**DIRECTIONS**
Please work out how many lines in the material below contain the string "Cheer", and answer with that number only.
-*-
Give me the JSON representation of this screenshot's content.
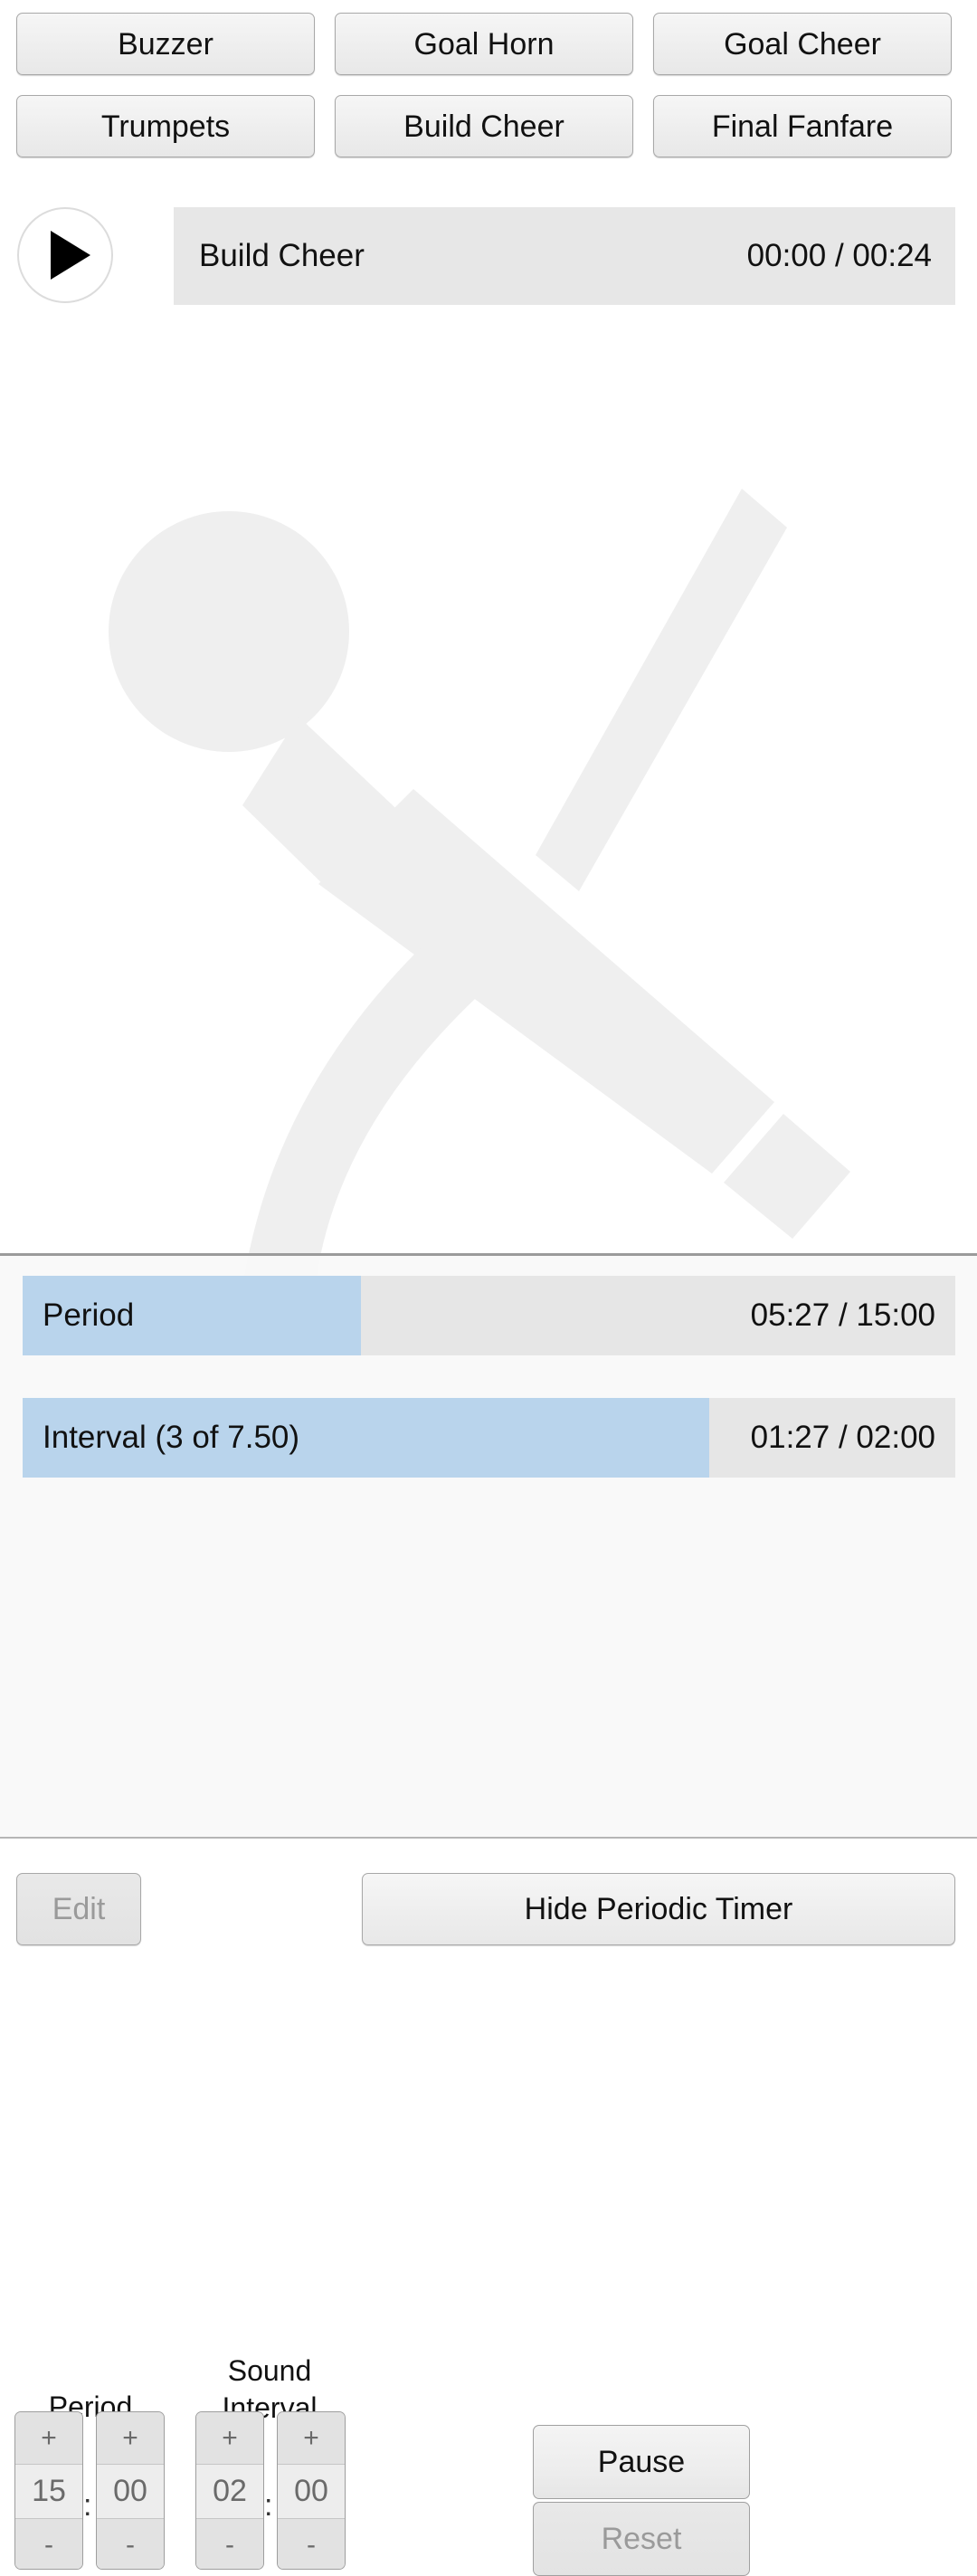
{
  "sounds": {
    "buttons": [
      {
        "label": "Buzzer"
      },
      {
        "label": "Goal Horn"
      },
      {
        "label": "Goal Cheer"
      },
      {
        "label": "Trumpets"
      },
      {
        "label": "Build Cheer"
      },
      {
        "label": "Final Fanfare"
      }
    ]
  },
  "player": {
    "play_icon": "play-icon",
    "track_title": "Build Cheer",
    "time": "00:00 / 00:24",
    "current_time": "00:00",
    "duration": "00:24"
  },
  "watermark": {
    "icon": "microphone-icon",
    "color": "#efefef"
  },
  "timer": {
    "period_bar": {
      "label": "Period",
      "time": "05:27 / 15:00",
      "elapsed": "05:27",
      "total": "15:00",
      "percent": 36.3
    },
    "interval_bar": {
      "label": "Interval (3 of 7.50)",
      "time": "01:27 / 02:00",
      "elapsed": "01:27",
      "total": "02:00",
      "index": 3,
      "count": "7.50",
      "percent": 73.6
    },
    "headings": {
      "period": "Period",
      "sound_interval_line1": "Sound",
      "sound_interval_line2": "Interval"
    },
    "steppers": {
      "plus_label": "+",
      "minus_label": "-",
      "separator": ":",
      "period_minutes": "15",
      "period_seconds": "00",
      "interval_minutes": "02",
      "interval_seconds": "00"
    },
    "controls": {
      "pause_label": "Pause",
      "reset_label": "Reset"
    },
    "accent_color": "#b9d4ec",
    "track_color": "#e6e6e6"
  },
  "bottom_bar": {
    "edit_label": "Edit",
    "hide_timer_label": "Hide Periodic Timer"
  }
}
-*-
**FINISHED EXERCISE**
3